To be Modern is not a Fashion, it is a state. It is necessary to understand History, and he who understands History knows how to find continuity between that which was, that which is and that which will be.
Combining ancient and modern is not new. Throughout History, whether through inheritance or acquisition, people have adapted existing buildings and incorporated objects from previous generations and different cultures to create comfortable, individual and at times fashionable homes.
The co-existence and balance of ancient and modern is an important theme in our culture and our day to day lives. Ancient forms and concepts are apparent in architecture, design and fashion, from a dome or arch to a pair of denim jeans. Such forms appear as recurring templates or they can inspire reinventions, for instance a stella or Roman Magistrate’s stool was the inspiration for Meis Vander Rohe’s Barcelona chair.
At the start of the 20th century, however, modern was a clear-cut concept: it was a rejection of everything from previous centuries. In design terms, the machine age began around 1910, within 20 years the concept of contemporary home had changed significantly. For example, by 1940s appliances and consumer goods such as refrigerators and vacuum cleaners were commonplace throughout the USA and Western Europe.
During the 20th century, design progressed from the radical vision of the modernist movement in the 1930s to the domestic retail revolution of Habitat with its colourful dispensable sofas in 1960s and finally to the minimalist contemporary homes created at the end of the century.
All were different and all were modern. And while technology may have transformed living spaces in many ways – from the low maintenance, eco-friendly materials used in contemporary homes, to shopping on the internet, deflating plastic chairs to fit our body shapes.

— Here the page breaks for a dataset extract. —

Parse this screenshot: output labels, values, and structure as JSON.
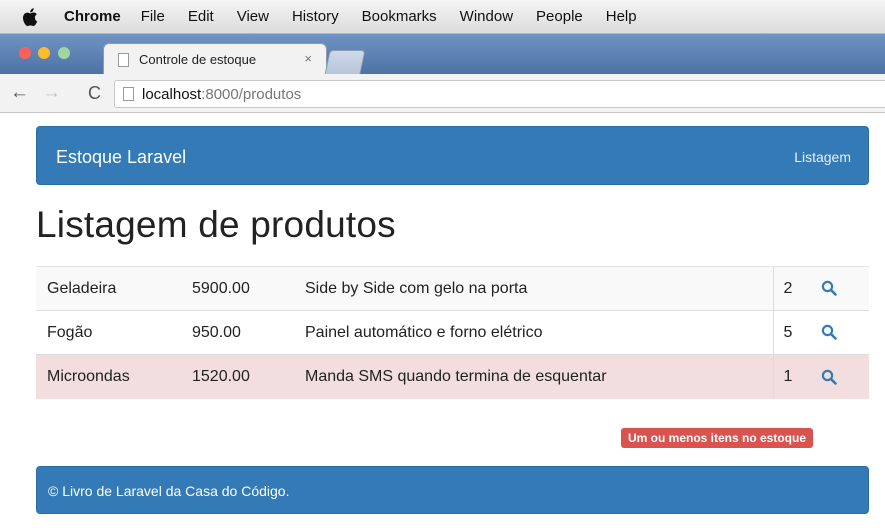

Today combining ancient and modern has become important from an ecological point of view, as regenerating and reinventing existing buildings helps to preserve precious resources. Ancient and modern dynamics has been used in High profile building like the Tate Modern, by Jacques Herzog and Pierre de Meuron, where they reinvented a party redundant industrial building to create a space for exhibiting large scale installations.
In Paris, the pyramid by I.M.Pei, rising in the centre of the Louvre is a symbol of creative bravado. The transparent structure, with a fountain and three smaller pyramids in the court, underlines the symmetry of the former 13th century palace.

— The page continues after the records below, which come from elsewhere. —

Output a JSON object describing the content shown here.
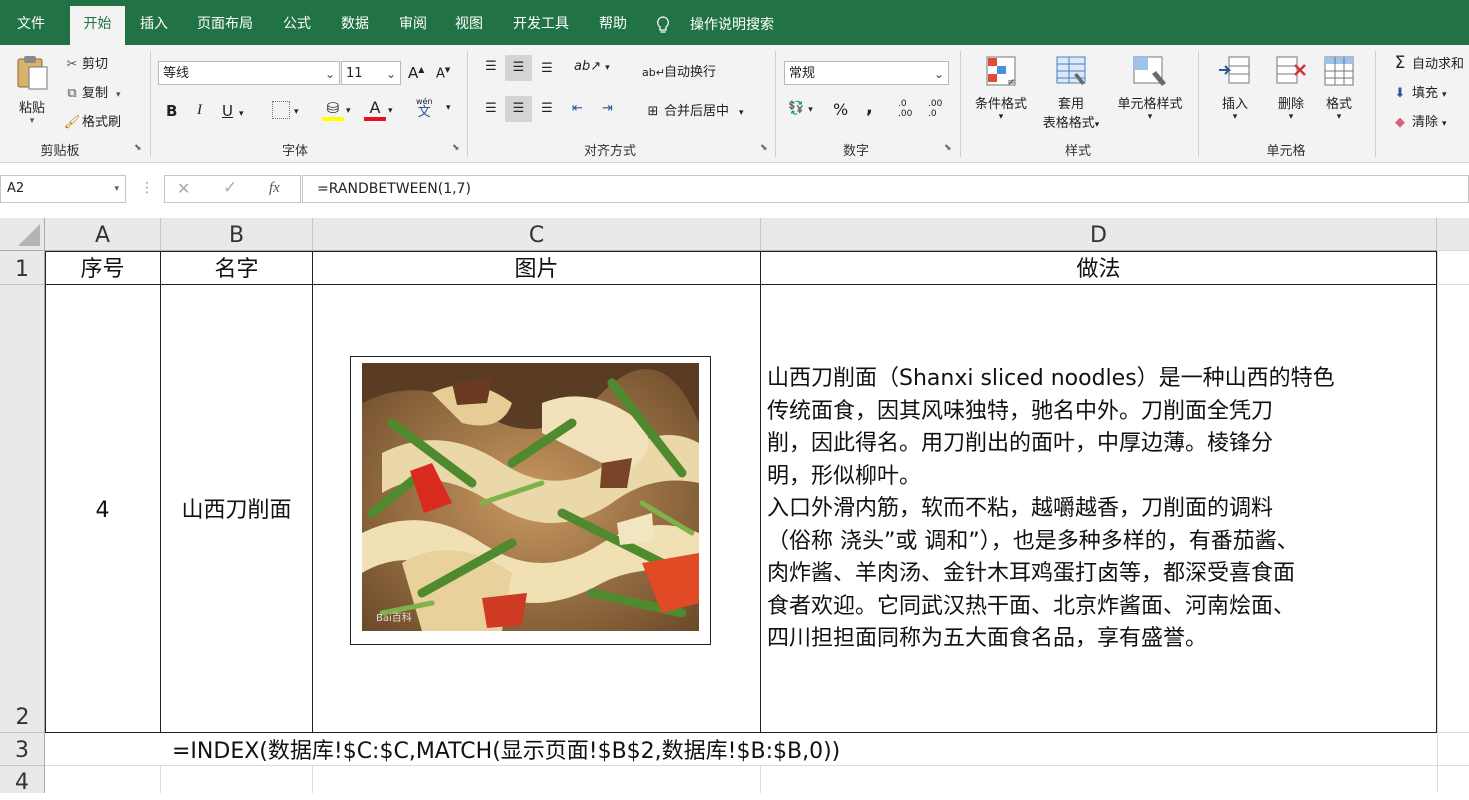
{
  "tabs": {
    "file": "文件",
    "home": "开始",
    "insert": "插入",
    "page_layout": "页面布局",
    "formulas": "公式",
    "data": "数据",
    "review": "审阅",
    "view": "视图",
    "developer": "开发工具",
    "help": "帮助",
    "tell_me": "操作说明搜索"
  },
  "clipboard": {
    "paste": "粘贴",
    "cut": "剪切",
    "copy": "复制",
    "format_painter": "格式刷",
    "group": "剪贴板"
  },
  "font": {
    "name": "等线",
    "size": "11",
    "bold": "B",
    "italic": "I",
    "underline": "U",
    "grow": "A",
    "shrink": "A",
    "font_color_glyph": "A",
    "phonetic_top": "wén",
    "phonetic_bottom": "文",
    "group": "字体"
  },
  "alignment": {
    "wrap_text": "自动换行",
    "merge_center": "合并后居中",
    "group": "对齐方式"
  },
  "number": {
    "format": "常规",
    "percent": "%",
    "comma": ",",
    "inc_dec_top": ".0",
    "inc_dec_bottom": ".00",
    "dec_dec_top": ".00",
    "dec_dec_bottom": ".0",
    "group": "数字"
  },
  "styles": {
    "conditional": "条件格式",
    "table_line1": "套用",
    "table_line2": "表格格式",
    "cell_styles": "单元格样式",
    "group": "样式"
  },
  "cells": {
    "insert": "插入",
    "delete": "删除",
    "format": "格式",
    "group": "单元格"
  },
  "editing": {
    "autosum": "自动求和",
    "fill": "填充",
    "clear": "清除"
  },
  "formula_bar": {
    "name_box": "A2",
    "formula": "=RANDBETWEEN(1,7)",
    "fx": "fx"
  },
  "columns": [
    "A",
    "B",
    "C",
    "D"
  ],
  "rows": [
    "1",
    "2",
    "3",
    "4"
  ],
  "sheet": {
    "header": {
      "a": "序号",
      "b": "名字",
      "c": "图片",
      "d": "做法"
    },
    "row2": {
      "a": "4",
      "b": "山西刀削面",
      "d_lines": [
        "山西刀削面（Shanxi sliced noodles）是一种山西的特色",
        "传统面食，因其风味独特，驰名中外。刀削面全凭刀",
        "削，因此得名。用刀削出的面叶，中厚边薄。棱锋分",
        "明，形似柳叶。",
        "入口外滑内筋，软而不粘，越嚼越香，刀削面的调料",
        "（俗称 浇头”或 调和”），也是多种多样的，有番茄酱、",
        "肉炸酱、羊肉汤、金针木耳鸡蛋打卤等，都深受喜食面",
        "食者欢迎。它同武汉热干面、北京炸酱面、河南烩面、",
        "四川担担面同称为五大面食名品，享有盛誉。"
      ],
      "photo_watermark": "Bai百科"
    },
    "row3": {
      "b": "=INDEX(数据库!$C:$C,MATCH(显示页面!$B$2,数据库!$B:$B,0))"
    }
  }
}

In Japan, following the revolutionary deconstruction fashion of Rei kawakubo of Comme des Garcon, the fabric technology of Issey Miyake, designs from a new generation that is looking to reconnect with ancient traditions include contemporary T-shirts with pockets made from fragments of antique silk kimonos.
All these cultural development are inspiring examples of how old and new can be interpreted and combined. They demonstrate the strength and relevance of an ancient and modern aesthetic as a response to the big issue of 21st century; the best possible use of available and valuable resources; and possibly the biggest issue of all – creating aesthetically and cultural rich environments.